Astronomy Now Home

Rare rocks identified on Mars
Posted: 4 June 2010

Bookmark and Share

Analysis of data collected by the Mars Exploration Rover Spirit in 2005 has confirmed the discovery of carbonates in an outcrop at the base of the Columbia Hills with Gusev Crater.

At the time, the instrument that took measurements of the outcrop at the location known as Comanche – the Miniature Thermal Emission Spectrometer (Mini-TES) – was partly blinded by dust, but calibration tests back on Earth has enabled scientists to get rid of the effects of the dust.

More than four years after Mars rover Spirit visited the Comanche outcrop in Gusev Crater's Columbia Hills, scientists armed with a new instrument calibration have discovered the rocks are rich in long-sought carbonate minerals. Image: NASA/JPL/Cornell University.

“Mini-TES got dusted months before Spirit reached Comanche, and we didn’t have a good way to correct for the dust effects at the time,” says Steve Ruff, research scientist at ASU’s Mars Space Flight Facility. “We knew there was something weird about the outcrop’s spectrum as seen by Mini-TES, but couldn’t say what caused it. “Spirit’s Mossbauer spectrometer indicated that carbonate was possible, but I didn’t believe it.”

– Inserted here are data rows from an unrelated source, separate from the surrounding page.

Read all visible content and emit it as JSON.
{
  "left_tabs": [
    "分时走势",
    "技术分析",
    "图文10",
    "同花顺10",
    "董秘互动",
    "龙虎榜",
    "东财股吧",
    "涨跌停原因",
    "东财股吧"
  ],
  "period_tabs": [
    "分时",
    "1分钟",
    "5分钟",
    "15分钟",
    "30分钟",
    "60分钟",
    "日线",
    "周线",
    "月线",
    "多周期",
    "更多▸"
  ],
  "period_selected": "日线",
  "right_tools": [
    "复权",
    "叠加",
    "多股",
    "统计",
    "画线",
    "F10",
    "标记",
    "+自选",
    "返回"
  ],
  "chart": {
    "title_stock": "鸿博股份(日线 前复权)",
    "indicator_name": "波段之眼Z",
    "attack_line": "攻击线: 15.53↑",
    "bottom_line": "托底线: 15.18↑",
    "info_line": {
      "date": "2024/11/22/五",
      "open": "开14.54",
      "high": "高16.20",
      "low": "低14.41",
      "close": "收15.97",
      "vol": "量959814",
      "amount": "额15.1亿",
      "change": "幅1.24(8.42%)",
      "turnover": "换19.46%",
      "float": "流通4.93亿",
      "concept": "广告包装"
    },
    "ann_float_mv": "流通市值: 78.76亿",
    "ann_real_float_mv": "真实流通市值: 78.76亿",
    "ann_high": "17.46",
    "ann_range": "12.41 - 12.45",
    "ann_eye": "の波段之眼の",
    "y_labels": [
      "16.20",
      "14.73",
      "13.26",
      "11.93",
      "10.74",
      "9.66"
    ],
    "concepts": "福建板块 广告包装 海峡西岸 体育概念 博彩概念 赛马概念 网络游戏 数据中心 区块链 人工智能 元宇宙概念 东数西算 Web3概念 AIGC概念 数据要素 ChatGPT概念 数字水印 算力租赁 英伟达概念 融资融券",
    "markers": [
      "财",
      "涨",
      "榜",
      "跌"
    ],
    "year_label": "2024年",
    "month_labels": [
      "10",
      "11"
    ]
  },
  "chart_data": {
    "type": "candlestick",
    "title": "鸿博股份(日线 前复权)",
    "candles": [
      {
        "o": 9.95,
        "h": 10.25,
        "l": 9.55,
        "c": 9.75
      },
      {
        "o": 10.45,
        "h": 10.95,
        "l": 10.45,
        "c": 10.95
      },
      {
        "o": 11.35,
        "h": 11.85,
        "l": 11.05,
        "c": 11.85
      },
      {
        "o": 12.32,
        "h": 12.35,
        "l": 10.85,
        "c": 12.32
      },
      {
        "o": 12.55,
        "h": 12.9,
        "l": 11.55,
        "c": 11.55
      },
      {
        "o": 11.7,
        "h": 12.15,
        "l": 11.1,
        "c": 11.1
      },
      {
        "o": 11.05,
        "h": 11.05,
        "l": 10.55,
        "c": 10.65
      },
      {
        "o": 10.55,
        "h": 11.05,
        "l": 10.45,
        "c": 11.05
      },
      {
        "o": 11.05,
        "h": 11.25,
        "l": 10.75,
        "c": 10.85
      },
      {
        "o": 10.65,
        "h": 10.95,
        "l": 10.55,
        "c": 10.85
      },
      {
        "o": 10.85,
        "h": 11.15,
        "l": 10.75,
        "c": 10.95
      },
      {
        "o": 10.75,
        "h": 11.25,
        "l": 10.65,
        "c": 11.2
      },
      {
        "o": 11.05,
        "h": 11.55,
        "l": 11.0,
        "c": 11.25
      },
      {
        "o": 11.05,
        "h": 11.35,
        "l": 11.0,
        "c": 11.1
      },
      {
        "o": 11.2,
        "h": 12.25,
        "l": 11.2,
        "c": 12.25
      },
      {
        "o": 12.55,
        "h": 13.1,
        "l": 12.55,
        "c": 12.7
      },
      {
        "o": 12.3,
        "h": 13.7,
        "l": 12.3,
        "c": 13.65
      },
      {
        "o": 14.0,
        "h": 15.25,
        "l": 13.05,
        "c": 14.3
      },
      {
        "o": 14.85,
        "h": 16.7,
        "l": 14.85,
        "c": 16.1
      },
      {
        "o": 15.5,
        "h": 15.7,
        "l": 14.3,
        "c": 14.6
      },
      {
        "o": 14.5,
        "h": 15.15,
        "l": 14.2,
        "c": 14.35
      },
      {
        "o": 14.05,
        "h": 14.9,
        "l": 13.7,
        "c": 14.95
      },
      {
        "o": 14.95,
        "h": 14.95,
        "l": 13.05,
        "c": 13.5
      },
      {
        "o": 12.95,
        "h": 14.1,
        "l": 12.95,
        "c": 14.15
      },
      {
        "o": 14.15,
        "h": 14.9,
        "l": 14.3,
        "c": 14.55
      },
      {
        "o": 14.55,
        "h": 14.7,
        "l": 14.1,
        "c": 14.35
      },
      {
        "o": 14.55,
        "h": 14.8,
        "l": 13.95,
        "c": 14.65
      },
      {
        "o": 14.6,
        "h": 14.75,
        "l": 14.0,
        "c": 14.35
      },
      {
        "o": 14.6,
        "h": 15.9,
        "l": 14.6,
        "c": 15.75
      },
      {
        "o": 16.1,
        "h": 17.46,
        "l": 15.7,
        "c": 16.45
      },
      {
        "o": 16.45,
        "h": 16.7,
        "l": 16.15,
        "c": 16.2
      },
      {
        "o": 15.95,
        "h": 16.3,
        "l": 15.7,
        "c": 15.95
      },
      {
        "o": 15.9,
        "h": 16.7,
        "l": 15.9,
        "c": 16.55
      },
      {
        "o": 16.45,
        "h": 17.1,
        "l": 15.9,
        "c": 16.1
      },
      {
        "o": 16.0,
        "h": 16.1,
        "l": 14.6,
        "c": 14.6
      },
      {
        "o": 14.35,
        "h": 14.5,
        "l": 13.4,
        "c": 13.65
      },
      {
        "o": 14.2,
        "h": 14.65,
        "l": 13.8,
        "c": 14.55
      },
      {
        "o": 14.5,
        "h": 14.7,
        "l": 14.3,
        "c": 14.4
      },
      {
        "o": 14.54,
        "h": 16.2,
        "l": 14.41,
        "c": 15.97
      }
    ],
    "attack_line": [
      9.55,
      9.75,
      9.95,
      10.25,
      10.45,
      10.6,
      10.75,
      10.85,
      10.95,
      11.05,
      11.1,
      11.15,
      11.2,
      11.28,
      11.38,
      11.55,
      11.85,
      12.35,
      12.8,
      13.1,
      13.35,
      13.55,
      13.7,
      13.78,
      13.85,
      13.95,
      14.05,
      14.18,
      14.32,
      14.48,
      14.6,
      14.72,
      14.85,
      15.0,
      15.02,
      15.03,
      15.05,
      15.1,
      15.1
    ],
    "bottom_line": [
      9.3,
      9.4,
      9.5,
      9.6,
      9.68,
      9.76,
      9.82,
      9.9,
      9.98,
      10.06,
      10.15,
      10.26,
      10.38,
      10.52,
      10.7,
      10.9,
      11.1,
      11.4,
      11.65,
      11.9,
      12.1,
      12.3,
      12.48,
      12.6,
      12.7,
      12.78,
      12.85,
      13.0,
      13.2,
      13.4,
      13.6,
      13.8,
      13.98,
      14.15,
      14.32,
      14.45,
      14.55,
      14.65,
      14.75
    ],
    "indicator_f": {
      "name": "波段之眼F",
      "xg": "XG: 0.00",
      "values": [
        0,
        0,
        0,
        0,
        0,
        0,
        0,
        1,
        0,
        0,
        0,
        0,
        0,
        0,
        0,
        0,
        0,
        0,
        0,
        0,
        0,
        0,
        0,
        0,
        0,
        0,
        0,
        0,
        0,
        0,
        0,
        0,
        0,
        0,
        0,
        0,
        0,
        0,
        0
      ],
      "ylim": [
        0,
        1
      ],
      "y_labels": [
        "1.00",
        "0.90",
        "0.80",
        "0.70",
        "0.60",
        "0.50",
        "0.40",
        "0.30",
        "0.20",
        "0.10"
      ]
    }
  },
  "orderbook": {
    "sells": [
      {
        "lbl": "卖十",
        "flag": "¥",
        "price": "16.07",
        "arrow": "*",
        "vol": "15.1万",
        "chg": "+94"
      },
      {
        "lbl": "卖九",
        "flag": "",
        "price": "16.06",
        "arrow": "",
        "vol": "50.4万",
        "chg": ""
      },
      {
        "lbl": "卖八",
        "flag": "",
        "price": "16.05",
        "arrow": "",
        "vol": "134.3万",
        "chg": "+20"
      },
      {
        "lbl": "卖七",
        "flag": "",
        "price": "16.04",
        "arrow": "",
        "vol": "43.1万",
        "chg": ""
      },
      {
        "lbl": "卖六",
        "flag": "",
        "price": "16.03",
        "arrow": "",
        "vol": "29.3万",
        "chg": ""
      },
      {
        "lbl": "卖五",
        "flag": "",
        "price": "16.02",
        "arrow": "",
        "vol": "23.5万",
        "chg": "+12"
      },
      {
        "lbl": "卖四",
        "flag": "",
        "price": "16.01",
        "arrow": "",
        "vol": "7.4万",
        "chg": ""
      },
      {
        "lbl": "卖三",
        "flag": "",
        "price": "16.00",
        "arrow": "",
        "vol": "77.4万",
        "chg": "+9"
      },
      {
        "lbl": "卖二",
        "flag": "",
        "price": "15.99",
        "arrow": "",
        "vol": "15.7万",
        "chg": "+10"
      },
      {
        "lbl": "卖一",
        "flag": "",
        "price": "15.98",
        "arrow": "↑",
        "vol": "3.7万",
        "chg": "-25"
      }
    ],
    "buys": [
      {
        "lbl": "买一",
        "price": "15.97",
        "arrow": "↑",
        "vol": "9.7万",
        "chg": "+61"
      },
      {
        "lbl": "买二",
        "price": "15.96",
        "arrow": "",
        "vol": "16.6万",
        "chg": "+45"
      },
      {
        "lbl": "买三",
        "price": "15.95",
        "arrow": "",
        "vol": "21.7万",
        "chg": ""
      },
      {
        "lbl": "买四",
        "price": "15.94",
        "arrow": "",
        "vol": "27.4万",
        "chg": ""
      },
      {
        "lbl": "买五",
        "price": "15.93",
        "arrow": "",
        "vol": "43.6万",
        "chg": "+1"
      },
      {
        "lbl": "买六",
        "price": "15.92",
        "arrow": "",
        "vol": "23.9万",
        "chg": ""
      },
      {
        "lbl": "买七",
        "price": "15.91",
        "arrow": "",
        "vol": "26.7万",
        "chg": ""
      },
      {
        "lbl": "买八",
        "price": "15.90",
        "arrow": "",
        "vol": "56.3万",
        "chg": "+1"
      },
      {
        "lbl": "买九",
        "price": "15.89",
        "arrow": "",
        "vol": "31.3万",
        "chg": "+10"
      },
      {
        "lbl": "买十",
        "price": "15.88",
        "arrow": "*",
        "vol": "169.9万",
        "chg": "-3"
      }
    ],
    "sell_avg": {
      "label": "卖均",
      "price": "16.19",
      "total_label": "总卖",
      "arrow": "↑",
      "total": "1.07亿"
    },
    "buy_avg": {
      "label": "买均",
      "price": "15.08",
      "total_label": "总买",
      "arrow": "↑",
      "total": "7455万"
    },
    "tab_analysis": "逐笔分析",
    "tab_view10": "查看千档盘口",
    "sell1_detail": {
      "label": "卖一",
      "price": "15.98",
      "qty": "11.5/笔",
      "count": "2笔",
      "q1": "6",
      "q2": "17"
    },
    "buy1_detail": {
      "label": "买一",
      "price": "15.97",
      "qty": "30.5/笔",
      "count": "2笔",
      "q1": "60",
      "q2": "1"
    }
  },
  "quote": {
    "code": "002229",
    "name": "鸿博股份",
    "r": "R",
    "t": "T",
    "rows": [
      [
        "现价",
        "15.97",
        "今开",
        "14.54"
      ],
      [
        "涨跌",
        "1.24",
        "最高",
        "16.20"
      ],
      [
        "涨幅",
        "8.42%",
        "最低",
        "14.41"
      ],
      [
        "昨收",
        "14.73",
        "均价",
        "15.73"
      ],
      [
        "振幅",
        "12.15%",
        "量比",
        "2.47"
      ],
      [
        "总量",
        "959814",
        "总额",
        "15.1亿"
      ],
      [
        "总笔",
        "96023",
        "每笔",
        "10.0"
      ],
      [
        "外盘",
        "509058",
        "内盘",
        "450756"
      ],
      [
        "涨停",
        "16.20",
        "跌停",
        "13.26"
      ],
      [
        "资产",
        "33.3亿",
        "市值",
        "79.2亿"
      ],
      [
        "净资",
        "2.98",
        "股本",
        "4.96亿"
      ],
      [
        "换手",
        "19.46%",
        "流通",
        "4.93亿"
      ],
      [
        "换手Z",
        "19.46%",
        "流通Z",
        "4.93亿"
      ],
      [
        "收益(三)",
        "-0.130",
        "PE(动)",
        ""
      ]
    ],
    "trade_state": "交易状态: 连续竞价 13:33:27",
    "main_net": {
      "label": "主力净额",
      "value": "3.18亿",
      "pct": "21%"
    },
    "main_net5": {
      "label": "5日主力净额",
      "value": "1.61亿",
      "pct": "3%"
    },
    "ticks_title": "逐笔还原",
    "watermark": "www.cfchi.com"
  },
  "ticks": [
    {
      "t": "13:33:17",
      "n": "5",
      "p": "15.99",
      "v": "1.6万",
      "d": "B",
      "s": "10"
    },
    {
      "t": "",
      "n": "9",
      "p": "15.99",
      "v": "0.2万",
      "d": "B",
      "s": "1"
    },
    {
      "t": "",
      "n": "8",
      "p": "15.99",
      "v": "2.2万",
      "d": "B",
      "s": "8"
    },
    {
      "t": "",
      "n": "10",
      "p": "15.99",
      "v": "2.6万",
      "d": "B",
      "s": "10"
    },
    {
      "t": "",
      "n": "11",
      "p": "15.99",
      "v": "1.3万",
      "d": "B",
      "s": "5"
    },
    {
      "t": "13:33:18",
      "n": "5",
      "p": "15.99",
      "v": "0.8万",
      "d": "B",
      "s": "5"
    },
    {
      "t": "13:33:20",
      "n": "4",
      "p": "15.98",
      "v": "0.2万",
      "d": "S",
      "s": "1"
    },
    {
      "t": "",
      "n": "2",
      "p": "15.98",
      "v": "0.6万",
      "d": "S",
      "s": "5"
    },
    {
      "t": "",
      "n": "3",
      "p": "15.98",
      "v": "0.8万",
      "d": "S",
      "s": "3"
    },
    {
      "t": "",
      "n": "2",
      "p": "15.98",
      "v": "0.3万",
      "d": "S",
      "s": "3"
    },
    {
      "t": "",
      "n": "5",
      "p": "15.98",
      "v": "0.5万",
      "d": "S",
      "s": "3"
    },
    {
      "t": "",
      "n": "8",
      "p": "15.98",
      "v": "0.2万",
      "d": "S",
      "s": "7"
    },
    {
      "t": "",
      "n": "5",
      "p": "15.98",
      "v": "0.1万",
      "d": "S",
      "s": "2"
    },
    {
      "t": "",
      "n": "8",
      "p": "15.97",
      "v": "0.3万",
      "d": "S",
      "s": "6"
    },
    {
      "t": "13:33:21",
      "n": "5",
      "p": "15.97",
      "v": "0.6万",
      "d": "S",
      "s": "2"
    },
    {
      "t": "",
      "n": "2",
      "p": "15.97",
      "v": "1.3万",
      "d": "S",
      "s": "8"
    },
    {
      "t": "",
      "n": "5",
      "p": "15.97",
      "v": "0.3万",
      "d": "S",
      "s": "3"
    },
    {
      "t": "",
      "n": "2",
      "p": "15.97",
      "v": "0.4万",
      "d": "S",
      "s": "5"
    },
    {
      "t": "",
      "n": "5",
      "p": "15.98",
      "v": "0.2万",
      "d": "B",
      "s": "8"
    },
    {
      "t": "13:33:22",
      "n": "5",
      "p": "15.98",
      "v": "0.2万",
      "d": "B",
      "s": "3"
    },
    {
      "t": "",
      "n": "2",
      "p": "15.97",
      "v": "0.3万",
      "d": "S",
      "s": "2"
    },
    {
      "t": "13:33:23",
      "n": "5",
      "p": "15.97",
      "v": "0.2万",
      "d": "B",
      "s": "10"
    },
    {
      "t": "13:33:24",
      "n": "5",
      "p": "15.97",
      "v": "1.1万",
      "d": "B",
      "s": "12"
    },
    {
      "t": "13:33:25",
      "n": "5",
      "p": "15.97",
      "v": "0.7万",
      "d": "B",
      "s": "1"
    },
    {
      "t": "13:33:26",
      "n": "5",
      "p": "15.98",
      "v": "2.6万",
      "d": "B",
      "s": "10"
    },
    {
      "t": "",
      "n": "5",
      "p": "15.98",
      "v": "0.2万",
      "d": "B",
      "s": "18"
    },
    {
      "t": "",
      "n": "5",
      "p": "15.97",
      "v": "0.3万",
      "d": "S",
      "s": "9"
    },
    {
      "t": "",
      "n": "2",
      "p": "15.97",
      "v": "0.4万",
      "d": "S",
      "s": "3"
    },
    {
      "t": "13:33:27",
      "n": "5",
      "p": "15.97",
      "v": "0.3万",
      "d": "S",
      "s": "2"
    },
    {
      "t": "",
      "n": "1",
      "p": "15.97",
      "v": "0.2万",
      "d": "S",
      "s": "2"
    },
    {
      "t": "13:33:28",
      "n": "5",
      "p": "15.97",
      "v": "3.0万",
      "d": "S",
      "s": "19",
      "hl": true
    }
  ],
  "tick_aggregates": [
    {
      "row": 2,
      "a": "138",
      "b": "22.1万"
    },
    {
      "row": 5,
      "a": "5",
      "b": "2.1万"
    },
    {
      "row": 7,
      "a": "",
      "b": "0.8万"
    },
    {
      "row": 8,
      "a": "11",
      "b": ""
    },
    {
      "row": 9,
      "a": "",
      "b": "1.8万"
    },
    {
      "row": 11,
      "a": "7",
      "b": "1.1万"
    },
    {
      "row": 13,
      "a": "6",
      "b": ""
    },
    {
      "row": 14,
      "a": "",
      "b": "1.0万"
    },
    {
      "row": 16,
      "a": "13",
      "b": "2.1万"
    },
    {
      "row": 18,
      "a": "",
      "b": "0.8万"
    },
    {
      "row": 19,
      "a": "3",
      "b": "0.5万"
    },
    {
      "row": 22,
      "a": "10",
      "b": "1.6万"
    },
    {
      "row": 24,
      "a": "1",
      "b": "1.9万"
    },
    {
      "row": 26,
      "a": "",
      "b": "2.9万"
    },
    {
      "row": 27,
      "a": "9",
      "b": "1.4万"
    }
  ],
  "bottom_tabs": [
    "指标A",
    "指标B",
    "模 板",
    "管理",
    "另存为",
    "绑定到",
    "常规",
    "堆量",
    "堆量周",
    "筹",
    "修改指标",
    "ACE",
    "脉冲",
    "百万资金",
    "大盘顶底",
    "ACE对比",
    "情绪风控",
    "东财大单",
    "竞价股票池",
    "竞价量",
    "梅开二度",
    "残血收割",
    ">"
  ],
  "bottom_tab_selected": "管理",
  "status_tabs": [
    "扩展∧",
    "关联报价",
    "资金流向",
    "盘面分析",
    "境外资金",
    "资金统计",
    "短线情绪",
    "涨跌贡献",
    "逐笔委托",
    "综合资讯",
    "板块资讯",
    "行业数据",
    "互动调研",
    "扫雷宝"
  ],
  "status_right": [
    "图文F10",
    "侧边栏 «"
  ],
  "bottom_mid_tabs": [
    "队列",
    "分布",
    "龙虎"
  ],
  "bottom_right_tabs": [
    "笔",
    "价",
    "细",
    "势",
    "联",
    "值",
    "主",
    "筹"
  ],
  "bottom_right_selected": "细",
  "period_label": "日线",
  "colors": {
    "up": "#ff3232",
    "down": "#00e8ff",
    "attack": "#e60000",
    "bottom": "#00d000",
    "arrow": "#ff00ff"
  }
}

Applying the calibration trick to the Mini-Tes data, and combining the data with two other instruments the detection of carbonates was clear. Carbonate minerals are a crucial for understanding the red planet's early climate and searching for life on Mars, and while small amounts have been detected before, this is the first time such large rocks have been identified.

Seen close up, the Comanche outcrop shows both a granular texture and multiple layers. Scientists think it is volcanic debris draped over preexisting terrain. After it was deposited, the rock was soaked in hydrothermal water rich in carbonate minerals. Image: NASA/JPL/Cornell University.

“The rocks are about 25 percent carbonate by weight, by far the highest abundance we’ve seen on Mars,” says Ruff. “They’re definitely a puzzle to understand. “The outcrops are very rich in olivine, a volcanic mineral, but they appear to have been soaked in water.” Ruff adds that it appears that the entire stack of rocks was flooded with carbonate-rich water, most likely from a hydrothermal source.

Alteration of rocks by water has been discovered at many of the sites examined by Spirit's twin rover Opportunity, but at these locations the water was much more acidic, which quickly destroys carbonate minerals. The sedimentary rocks at Comanche in the Columbia Hills however, must have interacted with a more chemically neutral water, conditions that would be much more favourable to life.

Ruff comments that the new finding complicates the story of the Columbia Hills even more, by adding another dimension to the environmental history of the region. “The Comanche data have been available to scientists and the public for about four years now so the new finding shows that this data set still harbors potentially major discoveries,” he says. “Do other surprises await us? Who knows? But I’ll make a strong prediction: More discoveries will be made with old data.”